> ACTIVITY
For every entry, reproduce the wording exactly and omit any image it holds.

[Items from a data source]
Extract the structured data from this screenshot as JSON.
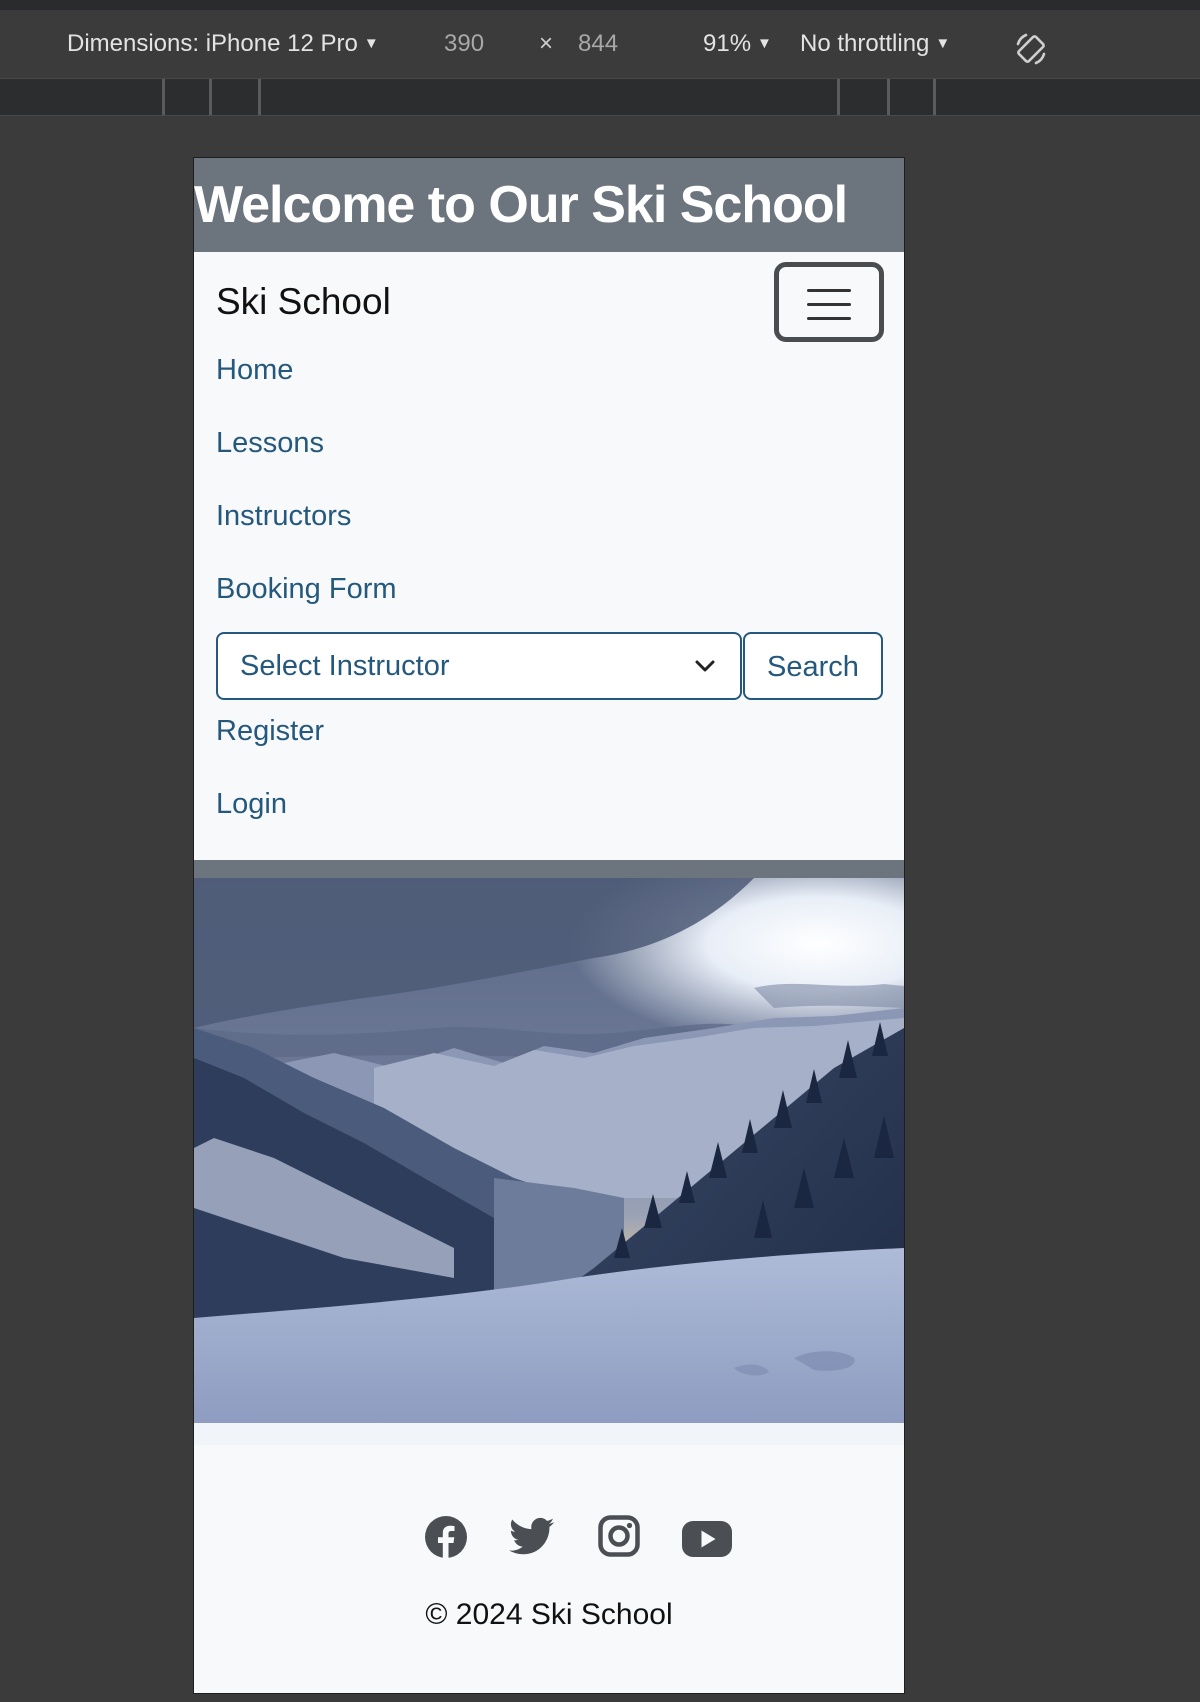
{
  "devtools": {
    "dimensions_label": "Dimensions: iPhone 12 Pro",
    "width": "390",
    "times": "×",
    "height": "844",
    "zoom": "91%",
    "throttling": "No throttling",
    "rotate_icon": "rotate-icon"
  },
  "page": {
    "hero_title": "Welcome to Our Ski School",
    "brand": "Ski School",
    "toggler_icon": "hamburger-menu-icon",
    "nav": [
      "Home",
      "Lessons",
      "Instructors",
      "Booking Form",
      "Register",
      "Login"
    ],
    "instructor_select": "Select Instructor",
    "search_button": "Search",
    "hero_image": "snowy mountain valley landscape photo",
    "social_icons": [
      "facebook-icon",
      "twitter-icon",
      "instagram-icon",
      "youtube-icon"
    ],
    "copyright": "© 2024 Ski School"
  },
  "colors": {
    "link": "#25587d",
    "header_bg": "#6c757d",
    "page_bg": "#f8f9fa",
    "devtools_bg": "#3b3b3b"
  }
}
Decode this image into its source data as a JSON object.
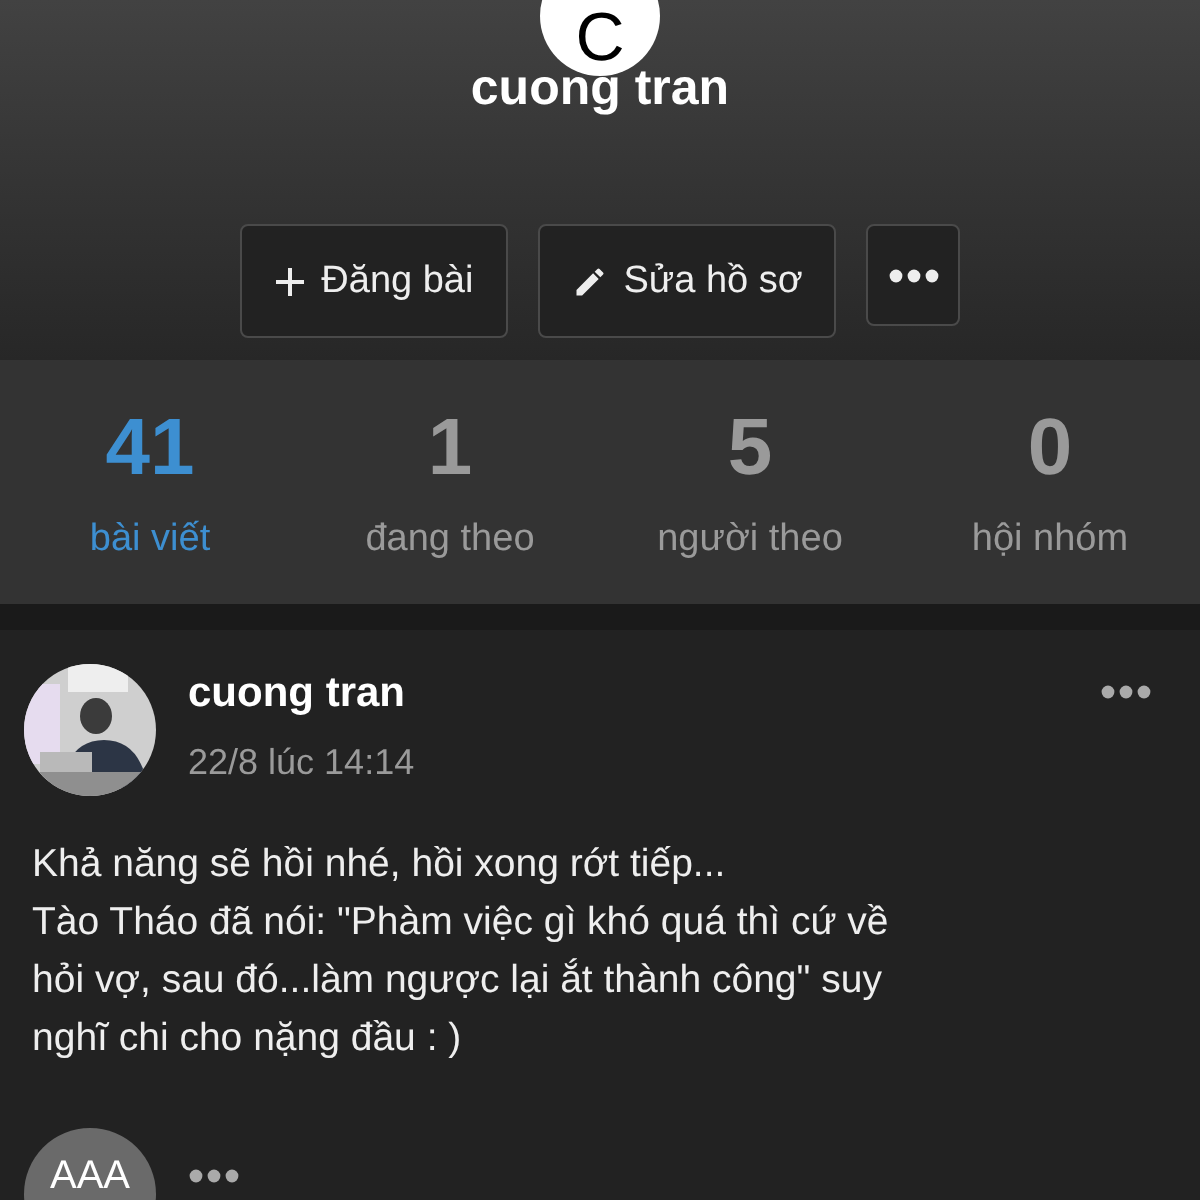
{
  "profile": {
    "avatar_letter": "C",
    "name": "cuong tran"
  },
  "actions": [
    {
      "kind": "plus",
      "label": "Đăng bài"
    },
    {
      "kind": "edit",
      "label": "Sửa hồ sơ"
    },
    {
      "kind": "more"
    }
  ],
  "stats": [
    {
      "value": "41",
      "label": "bài viết",
      "selected": true
    },
    {
      "value": "1",
      "label": "đang theo",
      "selected": false
    },
    {
      "value": "5",
      "label": "người theo",
      "selected": false
    },
    {
      "value": "0",
      "label": "hội nhóm",
      "selected": false
    }
  ],
  "post": {
    "author": "cuong tran",
    "time": "22/8 lúc 14:14",
    "body": "Khả năng sẽ hồi nhé, hồi xong rớt tiếp...\nTào Tháo đã nói: \"Phàm việc gì khó quá thì cứ về\nhỏi vợ, sau đó...làm ngược lại ắt thành công\" suy\nnghĩ chi cho nặng đầu : )"
  },
  "comment": {
    "avatar_text": "AAA"
  }
}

> FINAL ANSWER
Extract the structured data from this screenshot as JSON.
{
  "devtools": {
    "dimensions_label": "Dimensions: iPhone 12 Pro",
    "width": "390",
    "times": "×",
    "height": "844",
    "zoom": "91%",
    "throttling": "No throttling",
    "rotate_icon": "rotate-icon"
  },
  "page": {
    "hero_title": "Welcome to Our Ski School",
    "brand": "Ski School",
    "toggler_icon": "hamburger-menu-icon",
    "nav": [
      "Home",
      "Lessons",
      "Instructors",
      "Booking Form",
      "Register",
      "Login"
    ],
    "instructor_select": "Select Instructor",
    "search_button": "Search",
    "hero_image": "snowy mountain valley landscape photo",
    "social_icons": [
      "facebook-icon",
      "twitter-icon",
      "instagram-icon",
      "youtube-icon"
    ],
    "copyright": "© 2024 Ski School"
  },
  "colors": {
    "link": "#25587d",
    "header_bg": "#6c757d",
    "page_bg": "#f8f9fa",
    "devtools_bg": "#3b3b3b"
  }
}
Decode this image into its source data as a JSON object.
{
  "profile": {
    "avatar_letter": "C",
    "name": "cuong tran"
  },
  "actions": [
    {
      "kind": "plus",
      "label": "Đăng bài"
    },
    {
      "kind": "edit",
      "label": "Sửa hồ sơ"
    },
    {
      "kind": "more"
    }
  ],
  "stats": [
    {
      "value": "41",
      "label": "bài viết",
      "selected": true
    },
    {
      "value": "1",
      "label": "đang theo",
      "selected": false
    },
    {
      "value": "5",
      "label": "người theo",
      "selected": false
    },
    {
      "value": "0",
      "label": "hội nhóm",
      "selected": false
    }
  ],
  "post": {
    "author": "cuong tran",
    "time": "22/8 lúc 14:14",
    "body": "Khả năng sẽ hồi nhé, hồi xong rớt tiếp...\nTào Tháo đã nói: \"Phàm việc gì khó quá thì cứ về\nhỏi vợ, sau đó...làm ngược lại ắt thành công\" suy\nnghĩ chi cho nặng đầu : )"
  },
  "comment": {
    "avatar_text": "AAA"
  }
}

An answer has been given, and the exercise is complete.